While the Federal Reserve (Fed) has been waiting more than a decade for inflation to return, they want demand driven inflation rather than cost push inflation. Higher prices driven by cost factors such as tariffs, increases the risks of stagflation. This also has the potential to make it more challenging for the Fed to be more accommodative should the economy show further signs of deceleration.
Beyond tariffs, what credible negotiating tactics does the U.S. have left within its arsenal? While the U.S. entered this trade dispute appearing to be the stronger party, what have they gained in almost 18 months?
“Trade wars are good and easy to win” is likely to go down in history as one of the largest miscalculations of the current administration.

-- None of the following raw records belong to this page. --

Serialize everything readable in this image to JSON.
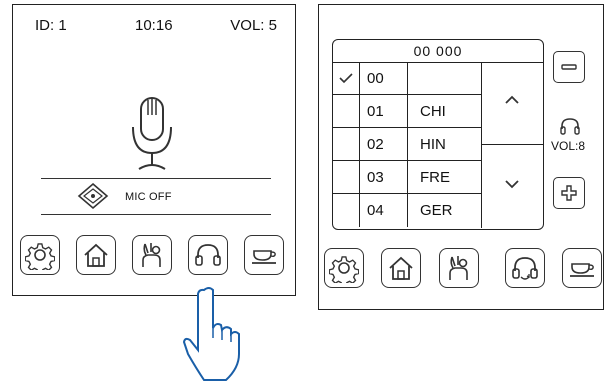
{
  "left_panel": {
    "status": {
      "id": "ID: 1",
      "time": "10:16",
      "vol": "VOL: 5"
    },
    "mic_state_label": "MIC OFF",
    "buttons": [
      {
        "icon": "gear-icon"
      },
      {
        "icon": "home-icon"
      },
      {
        "icon": "raise-hand-icon"
      },
      {
        "icon": "headset-icon"
      },
      {
        "icon": "coffee-cup-icon"
      }
    ]
  },
  "right_panel": {
    "table_header": "00 000",
    "channels": [
      {
        "num": "00",
        "lang": "",
        "selected": true
      },
      {
        "num": "01",
        "lang": "CHI",
        "selected": false
      },
      {
        "num": "02",
        "lang": "HIN",
        "selected": false
      },
      {
        "num": "03",
        "lang": "FRE",
        "selected": false
      },
      {
        "num": "04",
        "lang": "GER",
        "selected": false
      }
    ],
    "volume_label": "VOL:8",
    "buttons": [
      {
        "icon": "gear-icon"
      },
      {
        "icon": "home-icon"
      },
      {
        "icon": "raise-hand-icon"
      },
      {
        "icon": "headset-refresh-icon"
      },
      {
        "icon": "coffee-cup-icon"
      }
    ]
  },
  "colors": {
    "stroke": "#222222",
    "background": "#ffffff"
  }
}
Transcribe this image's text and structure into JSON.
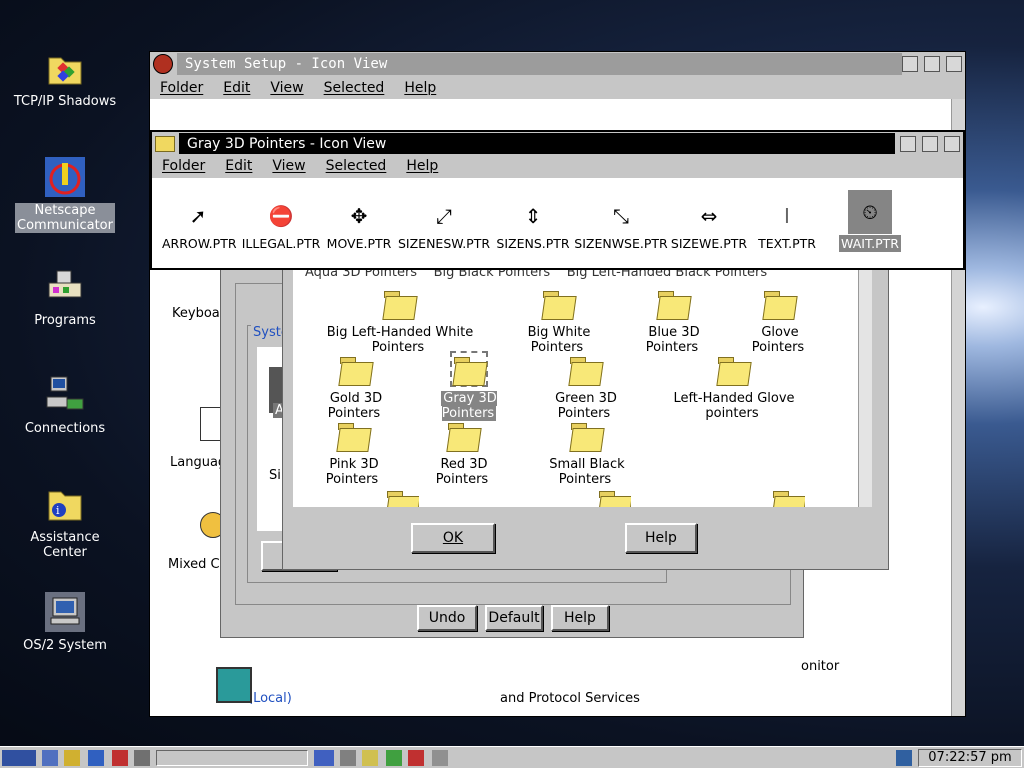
{
  "desktop_icons": [
    {
      "label": "TCP/IP Shadows",
      "icon": "folder-color-icon"
    },
    {
      "label": "Netscape\nCommunicator",
      "icon": "netscape-icon"
    },
    {
      "label": "Programs",
      "icon": "programs-icon"
    },
    {
      "label": "Connections",
      "icon": "connections-icon"
    },
    {
      "label": "Assistance Center",
      "icon": "assistance-icon"
    },
    {
      "label": "OS/2 System",
      "icon": "os2-system-icon"
    }
  ],
  "system_setup": {
    "title": "System Setup - Icon View",
    "menu": [
      "Folder",
      "Edit",
      "View",
      "Selected",
      "Help"
    ],
    "partial_labels": {
      "keyboard": "Keyboa",
      "language": "Languag",
      "mixed": "Mixed Co",
      "monitor": "onitor",
      "local": "(Local)",
      "protocol": "and Protocol Services",
      "system": "Syste",
      "a": "A",
      "si": "Si"
    }
  },
  "gray_window": {
    "title": "Gray 3D Pointers - Icon View",
    "menu": [
      "Folder",
      "Edit",
      "View",
      "Selected",
      "Help"
    ],
    "pointers": [
      {
        "label": "ARROW.PTR",
        "glyph": "➚"
      },
      {
        "label": "ILLEGAL.PTR",
        "glyph": "⛔"
      },
      {
        "label": "MOVE.PTR",
        "glyph": "✥"
      },
      {
        "label": "SIZENESW.PTR",
        "glyph": "⤢"
      },
      {
        "label": "SIZENS.PTR",
        "glyph": "⇕"
      },
      {
        "label": "SIZENWSE.PTR",
        "glyph": "⤡"
      },
      {
        "label": "SIZEWE.PTR",
        "glyph": "⇔"
      },
      {
        "label": "TEXT.PTR",
        "glyph": "I"
      },
      {
        "label": "WAIT.PTR",
        "glyph": "⏲"
      }
    ]
  },
  "pointer_dialog": {
    "partial_top": [
      "Aqua 3D Pointers",
      "Big Black Pointers",
      "Big Left-Handed Black Pointers"
    ],
    "folders": [
      "Big Left-Handed White Pointers",
      "Big White Pointers",
      "Blue 3D Pointers",
      "Glove Pointers",
      "Gold 3D Pointers",
      "Gray 3D Pointers",
      "Green 3D Pointers",
      "Left-Handed Glove pointers",
      "Pink 3D Pointers",
      "Red 3D Pointers",
      "Small Black Pointers"
    ],
    "ok": "OK",
    "help": "Help"
  },
  "notebook_buttons": {
    "undo": "Undo",
    "default": "Default",
    "help": "Help"
  },
  "taskbar": {
    "time": "07:22:57 pm"
  }
}
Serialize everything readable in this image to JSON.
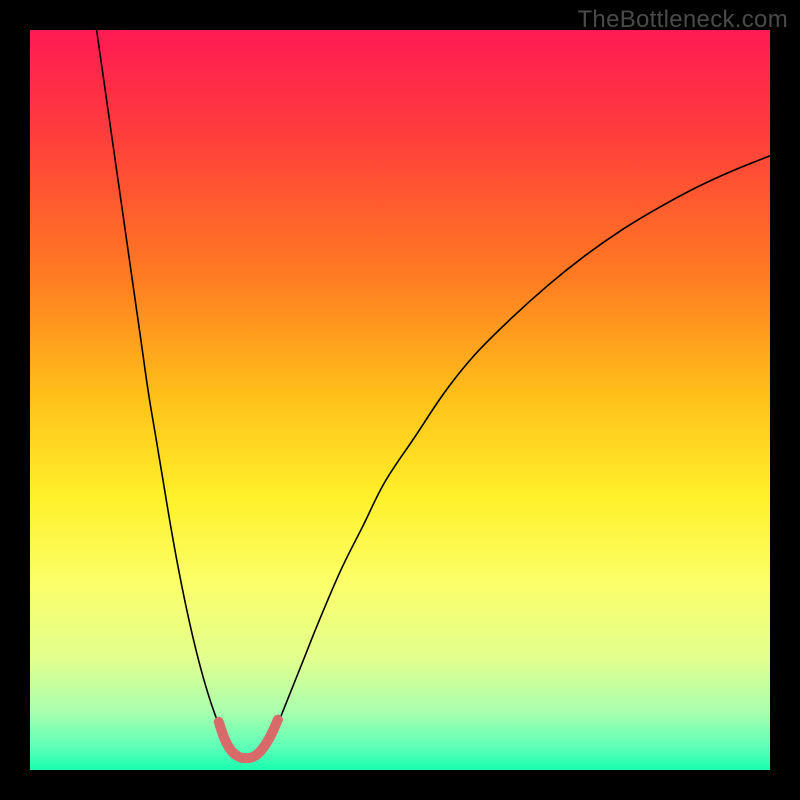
{
  "watermark": "TheBottleneck.com",
  "chart_data": {
    "type": "line",
    "title": "",
    "xlabel": "",
    "ylabel": "",
    "xlim": [
      0,
      100
    ],
    "ylim": [
      0,
      100
    ],
    "grid": false,
    "background_gradient": {
      "stops": [
        {
          "offset": 0.0,
          "color": "#ff1a54"
        },
        {
          "offset": 0.14,
          "color": "#ff3d3c"
        },
        {
          "offset": 0.33,
          "color": "#ff7a22"
        },
        {
          "offset": 0.5,
          "color": "#ffc21a"
        },
        {
          "offset": 0.63,
          "color": "#fff02a"
        },
        {
          "offset": 0.75,
          "color": "#fbff6a"
        },
        {
          "offset": 0.85,
          "color": "#e2ff8f"
        },
        {
          "offset": 0.92,
          "color": "#aaffae"
        },
        {
          "offset": 0.97,
          "color": "#5cffb8"
        },
        {
          "offset": 1.0,
          "color": "#18ffb0"
        }
      ]
    },
    "series": [
      {
        "name": "curve-left",
        "stroke": "#000000",
        "stroke_width": 1.6,
        "x": [
          9,
          10,
          11,
          12,
          13,
          14,
          15,
          16,
          17,
          18,
          19,
          20,
          21,
          22,
          23,
          24,
          25,
          26
        ],
        "values": [
          100,
          93,
          86,
          79,
          72,
          65,
          58,
          51,
          45,
          39,
          33,
          27.5,
          22.5,
          18,
          14,
          10.5,
          7.5,
          5
        ]
      },
      {
        "name": "curve-right",
        "stroke": "#000000",
        "stroke_width": 1.6,
        "x": [
          33,
          35,
          37,
          39,
          42,
          45,
          48,
          52,
          56,
          60,
          65,
          70,
          75,
          80,
          85,
          90,
          95,
          100
        ],
        "values": [
          5,
          10,
          15,
          20,
          27,
          33,
          39,
          45,
          51,
          56,
          61,
          65.5,
          69.5,
          73,
          76,
          78.7,
          81,
          83
        ]
      },
      {
        "name": "valley-highlight",
        "stroke": "#d96a6a",
        "stroke_width": 10,
        "linecap": "round",
        "x": [
          25.5,
          26.3,
          27.2,
          28.2,
          29.2,
          30.2,
          31.2,
          32.4,
          33.5
        ],
        "values": [
          6.5,
          4.2,
          2.6,
          1.8,
          1.6,
          1.8,
          2.6,
          4.4,
          6.8
        ]
      }
    ]
  }
}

While it is easy to declare a trade war, finding a solution that leaves both sides believing that they got a good deal is far more challenging.
Tragedy of the Commons
This trade dispute can be viewed as a typical tragedy of the commons game theory scenario. Both parties know that they are better off making an agreement, but hubris is in the way of a solution. Each backtrack and tit-for-tat increases distrust and the likelihood of an extended conflict. This is likely to lead to further escalation in the trade conflict – setting us up for a much longer trade dispute.
Currency war talk premature, but devaluation may be a tell
A growing concern is that the trade war could escalate to a full-blown currency war if China weaponizes its currency. China responded to Trump’s latest threats by permitting their currency to devalue below the 7-to-1 ratio against the USD, its weakest point in more than a decade.2
This devaluation could be viewed as China using alternative retaliatory measures to counter the tariffs – or that they permitted market forces to react to the threat of the tariffs. Stalling US agricultural product purchases along with the exchange rate move could signal Beijing’s intensions to not counter additional threats with tariffs of their own.
On the U.S.’ part, the administration used the devaluation as an opportunity to label China as a currency manipulator. Treasury Secretary Steve Mnuchin seems likely to engage the International Monetary Fund (IMF) about China’s latest actions. This is mostly a symbolic gesture since the IMF is unlikely to declare China a currency manipulator. China did not even react to this provocation.
So, the tariff thing is now likely a full-blown trade war and threatens to get worse. This means greater uncertainty which weighs on business investment. Should China fully weaponize their currency, this has the potential to result in even greater volatility. However, weaponizing a currency is challenging. Being a store of value is an essential part of being a good currency. Therefore, devaluing the Yuan as a trade dispute mechanism without risking triggering a lack of faith in their currency is a challenging tightrope walk to manage. In 2015 we all experienced what can happen when the market calls into question the value of the Yuan.2 Therefore, we believe that they are unlikely to make full use of this ability – particularly where it comes to their Treasury related nuclear option.
While we have ruled out that cataclysmic option, we still expect that the road ahead may be rocky and long. President Xi is likely to take a long-term view in these negotiations and the U.S. is running low on new tactics to force negotiations.